Exercise requirements: Look for the string "will" in the material below. Copy every line where you find it.
● ● ● ●
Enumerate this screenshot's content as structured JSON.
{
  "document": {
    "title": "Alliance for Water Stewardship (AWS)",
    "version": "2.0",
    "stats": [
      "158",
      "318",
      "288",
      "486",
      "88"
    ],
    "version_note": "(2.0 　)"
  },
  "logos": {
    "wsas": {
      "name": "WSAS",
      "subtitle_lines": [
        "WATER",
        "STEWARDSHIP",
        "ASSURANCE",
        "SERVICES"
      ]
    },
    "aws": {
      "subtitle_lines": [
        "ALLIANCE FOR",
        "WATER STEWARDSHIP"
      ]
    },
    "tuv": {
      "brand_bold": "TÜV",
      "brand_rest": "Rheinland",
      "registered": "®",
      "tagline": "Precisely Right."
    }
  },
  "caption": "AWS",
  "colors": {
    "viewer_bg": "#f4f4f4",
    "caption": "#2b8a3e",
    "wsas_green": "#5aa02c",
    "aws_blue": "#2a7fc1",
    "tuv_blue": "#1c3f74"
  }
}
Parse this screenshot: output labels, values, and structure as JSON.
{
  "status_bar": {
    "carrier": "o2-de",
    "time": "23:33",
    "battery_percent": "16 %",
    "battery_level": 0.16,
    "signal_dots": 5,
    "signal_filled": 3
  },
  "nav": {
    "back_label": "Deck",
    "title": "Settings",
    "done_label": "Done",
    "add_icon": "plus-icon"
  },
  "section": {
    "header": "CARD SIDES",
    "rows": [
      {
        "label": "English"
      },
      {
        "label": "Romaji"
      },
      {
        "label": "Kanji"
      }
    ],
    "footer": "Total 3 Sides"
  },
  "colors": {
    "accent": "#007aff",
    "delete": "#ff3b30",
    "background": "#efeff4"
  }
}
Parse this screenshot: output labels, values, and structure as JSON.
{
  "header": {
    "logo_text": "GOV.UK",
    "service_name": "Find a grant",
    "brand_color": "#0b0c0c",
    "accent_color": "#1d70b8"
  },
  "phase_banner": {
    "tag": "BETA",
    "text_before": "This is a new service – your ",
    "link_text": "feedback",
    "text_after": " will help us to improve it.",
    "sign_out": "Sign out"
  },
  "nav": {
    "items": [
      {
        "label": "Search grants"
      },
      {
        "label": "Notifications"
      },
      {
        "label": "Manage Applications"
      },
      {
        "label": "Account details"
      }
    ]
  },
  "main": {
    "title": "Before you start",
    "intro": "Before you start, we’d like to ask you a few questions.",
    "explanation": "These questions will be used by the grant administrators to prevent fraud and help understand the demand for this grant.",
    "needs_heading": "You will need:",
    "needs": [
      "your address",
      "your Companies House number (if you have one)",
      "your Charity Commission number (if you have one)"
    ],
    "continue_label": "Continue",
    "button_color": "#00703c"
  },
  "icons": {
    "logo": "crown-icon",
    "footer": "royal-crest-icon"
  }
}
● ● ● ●
Exercise answer:
    "text_after": " will help us to improve it.",
    "explanation": "These questions will be used by the grant administrators to prevent fraud and help understand the demand for this grant.",
    "needs_heading": "You will need:",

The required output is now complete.